--- Data provided Enclosed Below ---

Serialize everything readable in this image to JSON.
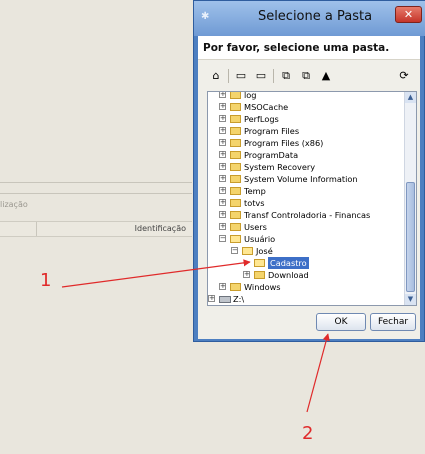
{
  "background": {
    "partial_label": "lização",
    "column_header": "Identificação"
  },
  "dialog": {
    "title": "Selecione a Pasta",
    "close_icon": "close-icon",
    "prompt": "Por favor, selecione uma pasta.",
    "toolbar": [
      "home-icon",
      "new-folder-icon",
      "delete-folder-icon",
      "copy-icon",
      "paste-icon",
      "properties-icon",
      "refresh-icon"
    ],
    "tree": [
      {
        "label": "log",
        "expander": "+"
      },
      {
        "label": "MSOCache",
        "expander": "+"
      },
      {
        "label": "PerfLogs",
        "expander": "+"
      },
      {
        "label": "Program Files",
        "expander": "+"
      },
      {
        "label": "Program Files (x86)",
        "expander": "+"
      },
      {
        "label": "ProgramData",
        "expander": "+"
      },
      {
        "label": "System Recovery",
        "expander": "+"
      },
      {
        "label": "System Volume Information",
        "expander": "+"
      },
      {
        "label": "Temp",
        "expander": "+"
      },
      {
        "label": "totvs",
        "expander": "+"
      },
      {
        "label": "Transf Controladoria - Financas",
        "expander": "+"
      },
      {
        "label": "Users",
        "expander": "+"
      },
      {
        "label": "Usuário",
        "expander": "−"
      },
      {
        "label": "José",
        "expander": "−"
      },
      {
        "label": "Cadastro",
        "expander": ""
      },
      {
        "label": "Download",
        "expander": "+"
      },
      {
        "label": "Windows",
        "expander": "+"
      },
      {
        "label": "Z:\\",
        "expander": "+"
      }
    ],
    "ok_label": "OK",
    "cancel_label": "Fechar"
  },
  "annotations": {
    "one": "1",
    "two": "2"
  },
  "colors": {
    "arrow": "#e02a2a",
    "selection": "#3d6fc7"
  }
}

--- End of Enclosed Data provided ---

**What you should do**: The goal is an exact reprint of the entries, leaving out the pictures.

**Reply**:
Serialize everything readable in this image to JSON.
{
  "background": {
    "partial_label": "lização",
    "column_header": "Identificação"
  },
  "dialog": {
    "title": "Selecione a Pasta",
    "close_icon": "close-icon",
    "prompt": "Por favor, selecione uma pasta.",
    "toolbar": [
      "home-icon",
      "new-folder-icon",
      "delete-folder-icon",
      "copy-icon",
      "paste-icon",
      "properties-icon",
      "refresh-icon"
    ],
    "tree": [
      {
        "label": "log",
        "expander": "+"
      },
      {
        "label": "MSOCache",
        "expander": "+"
      },
      {
        "label": "PerfLogs",
        "expander": "+"
      },
      {
        "label": "Program Files",
        "expander": "+"
      },
      {
        "label": "Program Files (x86)",
        "expander": "+"
      },
      {
        "label": "ProgramData",
        "expander": "+"
      },
      {
        "label": "System Recovery",
        "expander": "+"
      },
      {
        "label": "System Volume Information",
        "expander": "+"
      },
      {
        "label": "Temp",
        "expander": "+"
      },
      {
        "label": "totvs",
        "expander": "+"
      },
      {
        "label": "Transf Controladoria - Financas",
        "expander": "+"
      },
      {
        "label": "Users",
        "expander": "+"
      },
      {
        "label": "Usuário",
        "expander": "−"
      },
      {
        "label": "José",
        "expander": "−"
      },
      {
        "label": "Cadastro",
        "expander": ""
      },
      {
        "label": "Download",
        "expander": "+"
      },
      {
        "label": "Windows",
        "expander": "+"
      },
      {
        "label": "Z:\\",
        "expander": "+"
      }
    ],
    "ok_label": "OK",
    "cancel_label": "Fechar"
  },
  "annotations": {
    "one": "1",
    "two": "2"
  },
  "colors": {
    "arrow": "#e02a2a",
    "selection": "#3d6fc7"
  }
}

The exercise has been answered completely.